“I’m at the top of the heap,” Guillard says of his UFC resurgence. “Right now I think I’m sitting at No. 2 (in the division). It’s definitely the highest I’ve ever sat after six years of being in the UFC. Overall, I think I’m No. 8 or No. 6 in the world right now, so that’s rewarding.”
There are other rewards too, of course. Guillard is in Daytona as a guest of Silver Star clothing company and Yamaha’s Star Motorcycles brand, which has already built a custom version of its Stryker cruiser for his friend and teammate Diego Sanchez. Sanchez couldn’t make this trip, he’s home still recuperating from his bloody decision victory over Martin Kampmann earlier this month, but the bike is here. It’s a glossy black beast with a gold pinstripe and personalized everything, including his recently-jettisoned nickname (“Nightmare”) stitched under a wire mesh overlay in the leather seat.
Guillard seems quite taken with Sanchez’s ride, as well as the two custom Yamaha street bikes belonging to Silver Star co-owners Luke and Charis Burrett. His is a sleek black and green number with the words “Silver Star” swirling down the side in fancy script and the company’s crown logo etched near the bottom. Charis lovingly refers to her bike as “the Buddha bunny” because it bears the image of a happy Buddha above the headlight and is otherwise covered with Playboy bunny logos, immortalizing her appearance in that magazine from February, 2003.

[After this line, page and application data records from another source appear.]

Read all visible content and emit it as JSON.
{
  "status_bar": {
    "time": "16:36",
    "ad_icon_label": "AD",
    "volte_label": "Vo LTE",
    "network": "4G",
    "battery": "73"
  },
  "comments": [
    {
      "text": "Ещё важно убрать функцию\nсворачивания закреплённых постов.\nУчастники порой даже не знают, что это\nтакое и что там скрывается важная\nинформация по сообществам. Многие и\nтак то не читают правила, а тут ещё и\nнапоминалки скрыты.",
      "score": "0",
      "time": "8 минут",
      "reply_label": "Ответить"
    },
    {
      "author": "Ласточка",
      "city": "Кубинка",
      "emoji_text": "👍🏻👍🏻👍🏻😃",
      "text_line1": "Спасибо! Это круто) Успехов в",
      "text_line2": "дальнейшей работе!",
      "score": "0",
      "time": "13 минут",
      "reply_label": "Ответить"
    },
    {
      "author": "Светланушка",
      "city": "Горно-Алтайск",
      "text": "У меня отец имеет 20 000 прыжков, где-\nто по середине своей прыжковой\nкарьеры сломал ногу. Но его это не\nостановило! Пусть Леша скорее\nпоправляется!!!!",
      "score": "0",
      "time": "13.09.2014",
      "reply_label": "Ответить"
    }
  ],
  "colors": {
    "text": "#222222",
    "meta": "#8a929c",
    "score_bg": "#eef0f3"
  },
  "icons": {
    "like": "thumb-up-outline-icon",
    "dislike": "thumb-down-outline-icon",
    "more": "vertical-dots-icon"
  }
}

Charis’ bike had to be rebuilt last year after a wreck she suffered while speeding up the California freeway headed for the X-Games. The crash left a two inch scar across her shin and what she describes as “a few permanent indentations” on one thigh. This is also hers and Luke’s first time at bike week, and Charis says she’s come to tell the story of her crash and to urge female riders to make their presence felt in the motorcycle community.
“If you like riding on the back of bikes, you might as well hop on the front and drive,” Charis says.
Even among the diverse mix of people drawn to the open air market outside the speedway on Friday, Guillard and the Silver Star crew can’t help but turn some heads. It’s been this way all week. Whether they are lunching on barbecue at a place called Hog Heaven – “Put Some South in Your Mouth” the restaurant’s slogan says – signing autographs at the local Hooters or just hanging out watching a stunt bike competition up the block, people take notice. The attention they receive is all positive however and they are met with smiles at this and every other meet-and-greet they attend. That’s just how it is when you travel with a brash UFC fighter and a Playboy Playmate.
When the autographs are signed, they retire to the Yamaha hospitality tent for lunch, where Guillard excitedly approaches the table where Melissa Paris and Star Motorcycles National Communications Manager Bob Starr are talking. “Guess what,” Guillard announces, cradling his cell phone in one hand. “I checked with my agent and there’s nothing in my UFC contract that says I can’t ride a bike.”
This is good news. There are smiles and handclaps all around. Then Paris throws her elbow up on the table. If Guillard wants a motorcycle, she says, he’s going to have to arm wrestle her for it. Guillard can only laugh at that.
“Nah,” he says. “I don’t think so.”
He does want that bike, though, and at this point it seems like he’s probably going to get it.
Special thanks to the staff at GolinHarris and Star Motorcycles for travel and accommodations.